Archive for March, 2017

Tools for Children Who Are Blind or Visually Impaired to Access Electronic Information

It is estimated that there are over 10 million vision impaired people in the United States today. For children pursuing their education, being visually impaired can be a challenge, but now there are many options available for assistance that we never had before.

So much of the information that we receive these days is obtained through digital technology, and assistive technology tools are available to help people who are blind or visually impaired get access to information using computers and other electronic devices.

All current operating systems have built in accessibility options for different browsers and devices. The software will provide information on how to adjust settings to change colors or font sizes or even access text to speech options, and software is available to increase accessibility and choices, including tools for accessing print information.


Some of the main accessibility tools available now for use by children and students of all ages include:

Screen Magnification Software

There are numerous software programs available that allow an individual to magnify what is shown on the computer screen. Most of these programs allow users to increase the size of the image on the screen, change the color of the background and the font type, select enlarged or different color cursors and arrows, and have some type of TTS (text-to-speech) capability.

Screen-Reading Software

The use of screen-reading software, known as TTS or text-to-speech, enables a user to hear the text that is displayed on a screen. These programs use a sound card in the computer to produce the speech, which can be heard through speakers or headphones. The user controls the screen-reading technology through keyboard commands to choose what information on the screen to read aloud and to control how it is read. Interpreting photos, images and other graphics is a challenge but technology is getting better and better at handling dynamic visual information.

Refreshable Braille Displays

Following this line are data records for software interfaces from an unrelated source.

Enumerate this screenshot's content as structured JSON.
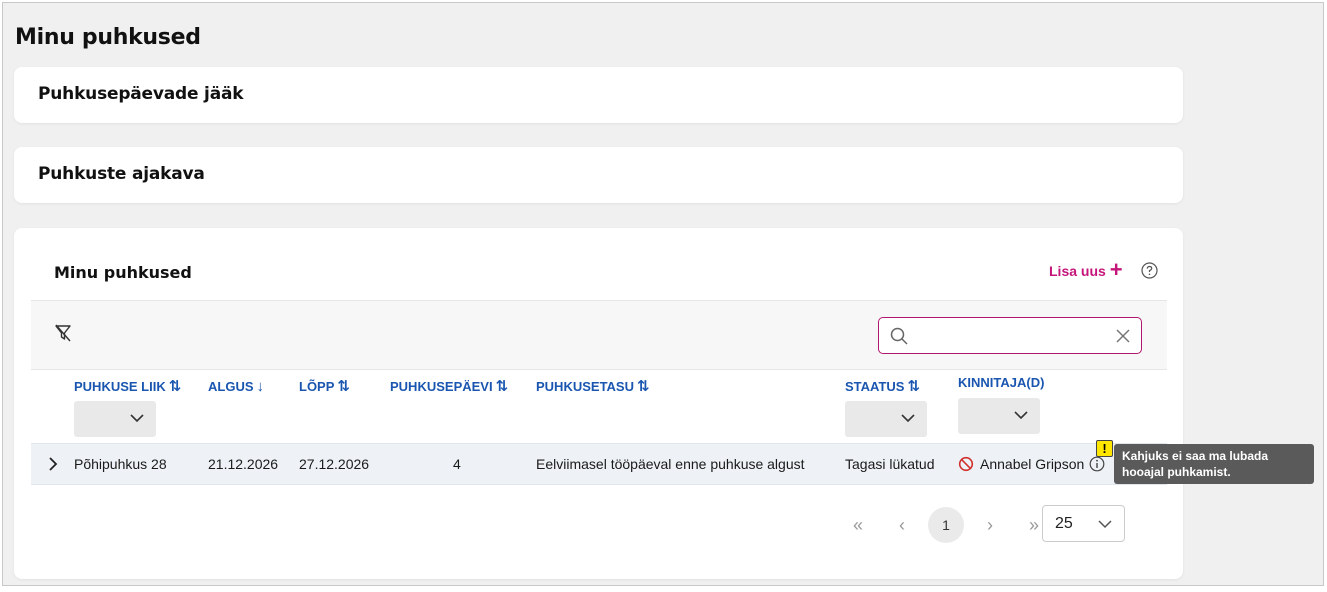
{
  "page": {
    "title": "Minu puhkused"
  },
  "cards": {
    "balance_title": "Puhkusepäevade jääk",
    "schedule_title": "Puhkuste ajakava"
  },
  "section": {
    "title": "Minu puhkused",
    "add_label": "Lisa uus",
    "add_icon": "plus-icon",
    "help_icon": "help-circle-icon",
    "accent_color": "#c4157a"
  },
  "toolbar": {
    "filter_icon": "filter-off-icon",
    "search": {
      "value": "",
      "placeholder": ""
    }
  },
  "table": {
    "columns": [
      {
        "label": "PUHKUSE LIIK",
        "sort": "sort-both-icon",
        "filter": true
      },
      {
        "label": "ALGUS",
        "sort": "sort-desc-icon",
        "filter": false
      },
      {
        "label": "LÕPP",
        "sort": "sort-both-icon",
        "filter": false
      },
      {
        "label": "PUHKUSEPÄEVI",
        "sort": "sort-both-icon",
        "filter": false
      },
      {
        "label": "PUHKUSETASU",
        "sort": "sort-both-icon",
        "filter": false
      },
      {
        "label": "STAATUS",
        "sort": "sort-both-icon",
        "filter": true
      },
      {
        "label": "KINNITAJA(D)",
        "sort": "",
        "filter": true
      }
    ],
    "rows": [
      {
        "type": "Põhipuhkus 28",
        "start": "21.12.2026",
        "end": "27.12.2026",
        "days": "4",
        "pay": "Eelviimasel tööpäeval enne puhkuse algust",
        "status": "Tagasi lükatud",
        "approver": "Annabel Gripson"
      }
    ]
  },
  "pagination": {
    "first": "«",
    "prev": "‹",
    "current": "1",
    "next": "›",
    "last": "»",
    "page_size": "25"
  },
  "tooltip": {
    "badge": "!",
    "text": "Kahjuks ei saa ma lubada hooajal puhkamist."
  }
}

A refreshable braille display, also known as a braille terminal, is an electro-mechanical device for displaying braille characters. It allows the user to feel a braille representation of the text that is on the computer screen. The display consists of plastic pins that are raised and lowered to form the corresponding braille characters as the cursor moves across the print on the screen. Braille displays are typically 20, 40, or 80 braille cells in length. Braille displays must be used in combination with screen-reading software.

Assistive Technology – An Overview

There are many methods available for a visually impaired person to access digital content (websites, documents, etc.). Some of the most common are screen readers, including text-to-speech (TTS), screen magnifiers and braille displays.

The majority of screen reader software will simply read the text on a web page or document in a uniform, static way, from top to bottom and left to right. Only if the content creator builds accessibility into their documents and websites can assistive technologies be used in a dynamic way, allowing the reader to experience the website or document as completely as sighted people do. Digital accessibility comes from content creators, not from assistive technologies.


Examples of Screen Reader Assistive Technology include:

Screen Readers

Screen readers are software apps that identify and interpret what is being displayed on a screen, allowing blind or visually impaired users to read the text with a speech synthesizer or braille display. A screen reader is the interface between a computer’s operating system, its applications, and the user. Screen readers are a form of assistive technology (AT) that are useful for addressing many types of special needs, including assistance for the blind or visually impaired, people who are illiterate, or those who have learning disabilities.

Screen Magnifiers

A screen magnifier is an app that interfaces with a computer’s graphical output to display enlarged screen content. Screen magnifiers are used by visually impaired people who have some functional vision, and can be particularly useful for the elderly. Screen magnifiers are not useful for those who have little or no vision.

Text-to-Speech Software

Text-to-Speech software converts the written word into audio. TTS software is useful for the visually impaired as well as being a good teaching tool. The ability to hear accents and pronunciation is useful for learning languages.

TTY (Text Telephone)

TTY is also sometimes called a TDD, or Telecommunication Device for the Deaf, but TTY is the more commonly used term because TTYs are used by many people, not just people who are hearing-impaired. TTY is one of the oldest assistive technologies. In the 1960s and 1970s, deaf researchers in the United States developed relay services to enable deaf and hearing people to communicate with each other. These early devices were called teletypewriters, or TTY, and they connected to a phone system specifically created for the hearing-impaired.

Nowadays TTY conversion modems are connected between computers and telephones to allow an individual to type a message on a computer and send it to a TTY telephone. With TTY, someone who cannot hear can use the telephone by typing what they want to say and reading what the other party says. With TTY texts can also be sent via telephone. A person using a TTY can converse directly over the phone line with anyone else using a TTY or computer with the appropriate software.